* GOAL OF THE EXERCISE:
What is needed here is an exact copy of every record below.

* DATA RECORDS:
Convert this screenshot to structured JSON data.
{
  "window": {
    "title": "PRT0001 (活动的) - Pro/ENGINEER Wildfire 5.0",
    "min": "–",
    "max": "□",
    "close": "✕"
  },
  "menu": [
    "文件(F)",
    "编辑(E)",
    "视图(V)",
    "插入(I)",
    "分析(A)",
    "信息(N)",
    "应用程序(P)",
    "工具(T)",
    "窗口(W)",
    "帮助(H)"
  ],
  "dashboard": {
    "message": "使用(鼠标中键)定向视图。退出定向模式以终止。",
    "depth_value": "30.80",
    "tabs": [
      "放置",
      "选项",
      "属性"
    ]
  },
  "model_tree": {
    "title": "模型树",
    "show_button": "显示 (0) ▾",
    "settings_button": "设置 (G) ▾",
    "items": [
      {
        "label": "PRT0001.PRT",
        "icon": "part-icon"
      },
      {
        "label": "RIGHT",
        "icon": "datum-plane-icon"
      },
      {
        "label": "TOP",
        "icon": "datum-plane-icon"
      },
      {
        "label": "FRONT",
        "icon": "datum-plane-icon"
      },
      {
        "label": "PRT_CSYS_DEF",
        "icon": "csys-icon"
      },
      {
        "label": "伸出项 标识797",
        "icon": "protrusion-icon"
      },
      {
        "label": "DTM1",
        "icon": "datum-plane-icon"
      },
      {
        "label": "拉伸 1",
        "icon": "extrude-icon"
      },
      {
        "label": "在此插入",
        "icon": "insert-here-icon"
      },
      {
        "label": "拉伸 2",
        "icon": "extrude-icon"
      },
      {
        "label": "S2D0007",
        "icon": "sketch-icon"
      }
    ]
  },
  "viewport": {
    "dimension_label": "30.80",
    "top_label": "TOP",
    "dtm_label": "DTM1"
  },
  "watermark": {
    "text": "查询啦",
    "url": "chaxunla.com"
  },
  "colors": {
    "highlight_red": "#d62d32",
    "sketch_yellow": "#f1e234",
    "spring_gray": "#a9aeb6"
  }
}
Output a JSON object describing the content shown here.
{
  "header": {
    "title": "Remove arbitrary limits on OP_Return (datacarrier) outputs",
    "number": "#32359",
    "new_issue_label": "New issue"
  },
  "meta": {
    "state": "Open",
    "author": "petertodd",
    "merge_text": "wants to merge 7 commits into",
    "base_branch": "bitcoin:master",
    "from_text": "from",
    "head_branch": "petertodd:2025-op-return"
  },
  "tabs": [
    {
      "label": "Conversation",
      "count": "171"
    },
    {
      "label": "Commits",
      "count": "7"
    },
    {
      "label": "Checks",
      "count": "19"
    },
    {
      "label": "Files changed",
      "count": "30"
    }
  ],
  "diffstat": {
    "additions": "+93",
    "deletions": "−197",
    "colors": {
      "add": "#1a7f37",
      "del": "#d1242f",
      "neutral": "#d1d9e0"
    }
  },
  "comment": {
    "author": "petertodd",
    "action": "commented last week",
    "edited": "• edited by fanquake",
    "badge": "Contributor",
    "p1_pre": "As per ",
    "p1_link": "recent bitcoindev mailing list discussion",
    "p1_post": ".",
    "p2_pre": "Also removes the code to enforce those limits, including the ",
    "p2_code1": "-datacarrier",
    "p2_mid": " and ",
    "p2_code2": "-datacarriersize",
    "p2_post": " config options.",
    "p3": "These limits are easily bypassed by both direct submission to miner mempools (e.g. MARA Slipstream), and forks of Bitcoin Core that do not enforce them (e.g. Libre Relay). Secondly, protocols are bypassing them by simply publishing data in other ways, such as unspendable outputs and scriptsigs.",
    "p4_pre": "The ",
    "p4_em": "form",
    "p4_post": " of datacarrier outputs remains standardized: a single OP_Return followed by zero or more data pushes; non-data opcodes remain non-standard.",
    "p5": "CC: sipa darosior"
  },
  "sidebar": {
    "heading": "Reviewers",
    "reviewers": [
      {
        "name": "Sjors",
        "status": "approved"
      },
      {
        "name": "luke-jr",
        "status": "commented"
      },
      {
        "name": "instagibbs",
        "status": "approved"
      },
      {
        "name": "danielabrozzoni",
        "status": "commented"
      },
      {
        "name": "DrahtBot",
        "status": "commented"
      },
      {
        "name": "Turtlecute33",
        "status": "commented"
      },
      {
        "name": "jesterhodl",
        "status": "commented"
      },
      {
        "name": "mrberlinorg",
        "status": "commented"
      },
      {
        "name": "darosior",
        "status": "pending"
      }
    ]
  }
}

* ANSWER:
Convert this screenshot to structured JSON data.
{
  "window": {
    "title": "PRT0001 (活动的) - Pro/ENGINEER Wildfire 5.0",
    "min": "–",
    "max": "□",
    "close": "✕"
  },
  "menu": [
    "文件(F)",
    "编辑(E)",
    "视图(V)",
    "插入(I)",
    "分析(A)",
    "信息(N)",
    "应用程序(P)",
    "工具(T)",
    "窗口(W)",
    "帮助(H)"
  ],
  "dashboard": {
    "message": "使用(鼠标中键)定向视图。退出定向模式以终止。",
    "depth_value": "30.80",
    "tabs": [
      "放置",
      "选项",
      "属性"
    ]
  },
  "model_tree": {
    "title": "模型树",
    "show_button": "显示 (0) ▾",
    "settings_button": "设置 (G) ▾",
    "items": [
      {
        "label": "PRT0001.PRT",
        "icon": "part-icon"
      },
      {
        "label": "RIGHT",
        "icon": "datum-plane-icon"
      },
      {
        "label": "TOP",
        "icon": "datum-plane-icon"
      },
      {
        "label": "FRONT",
        "icon": "datum-plane-icon"
      },
      {
        "label": "PRT_CSYS_DEF",
        "icon": "csys-icon"
      },
      {
        "label": "伸出项 标识797",
        "icon": "protrusion-icon"
      },
      {
        "label": "DTM1",
        "icon": "datum-plane-icon"
      },
      {
        "label": "拉伸 1",
        "icon": "extrude-icon"
      },
      {
        "label": "在此插入",
        "icon": "insert-here-icon"
      },
      {
        "label": "拉伸 2",
        "icon": "extrude-icon"
      },
      {
        "label": "S2D0007",
        "icon": "sketch-icon"
      }
    ]
  },
  "viewport": {
    "dimension_label": "30.80",
    "top_label": "TOP",
    "dtm_label": "DTM1"
  },
  "watermark": {
    "text": "查询啦",
    "url": "chaxunla.com"
  },
  "colors": {
    "highlight_red": "#d62d32",
    "sketch_yellow": "#f1e234",
    "spring_gray": "#a9aeb6"
  }
}
Output a JSON object describing the content shown here.
{
  "header": {
    "title": "Remove arbitrary limits on OP_Return (datacarrier) outputs",
    "number": "#32359",
    "new_issue_label": "New issue"
  },
  "meta": {
    "state": "Open",
    "author": "petertodd",
    "merge_text": "wants to merge 7 commits into",
    "base_branch": "bitcoin:master",
    "from_text": "from",
    "head_branch": "petertodd:2025-op-return"
  },
  "tabs": [
    {
      "label": "Conversation",
      "count": "171"
    },
    {
      "label": "Commits",
      "count": "7"
    },
    {
      "label": "Checks",
      "count": "19"
    },
    {
      "label": "Files changed",
      "count": "30"
    }
  ],
  "diffstat": {
    "additions": "+93",
    "deletions": "−197",
    "colors": {
      "add": "#1a7f37",
      "del": "#d1242f",
      "neutral": "#d1d9e0"
    }
  },
  "comment": {
    "author": "petertodd",
    "action": "commented last week",
    "edited": "• edited by fanquake",
    "badge": "Contributor",
    "p1_pre": "As per ",
    "p1_link": "recent bitcoindev mailing list discussion",
    "p1_post": ".",
    "p2_pre": "Also removes the code to enforce those limits, including the ",
    "p2_code1": "-datacarrier",
    "p2_mid": " and ",
    "p2_code2": "-datacarriersize",
    "p2_post": " config options.",
    "p3": "These limits are easily bypassed by both direct submission to miner mempools (e.g. MARA Slipstream), and forks of Bitcoin Core that do not enforce them (e.g. Libre Relay). Secondly, protocols are bypassing them by simply publishing data in other ways, such as unspendable outputs and scriptsigs.",
    "p4_pre": "The ",
    "p4_em": "form",
    "p4_post": " of datacarrier outputs remains standardized: a single OP_Return followed by zero or more data pushes; non-data opcodes remain non-standard.",
    "p5": "CC: sipa darosior"
  },
  "sidebar": {
    "heading": "Reviewers",
    "reviewers": [
      {
        "name": "Sjors",
        "status": "approved"
      },
      {
        "name": "luke-jr",
        "status": "commented"
      },
      {
        "name": "instagibbs",
        "status": "approved"
      },
      {
        "name": "danielabrozzoni",
        "status": "commented"
      },
      {
        "name": "DrahtBot",
        "status": "commented"
      },
      {
        "name": "Turtlecute33",
        "status": "commented"
      },
      {
        "name": "jesterhodl",
        "status": "commented"
      },
      {
        "name": "mrberlinorg",
        "status": "commented"
      },
      {
        "name": "darosior",
        "status": "pending"
      }
    ]
  }
}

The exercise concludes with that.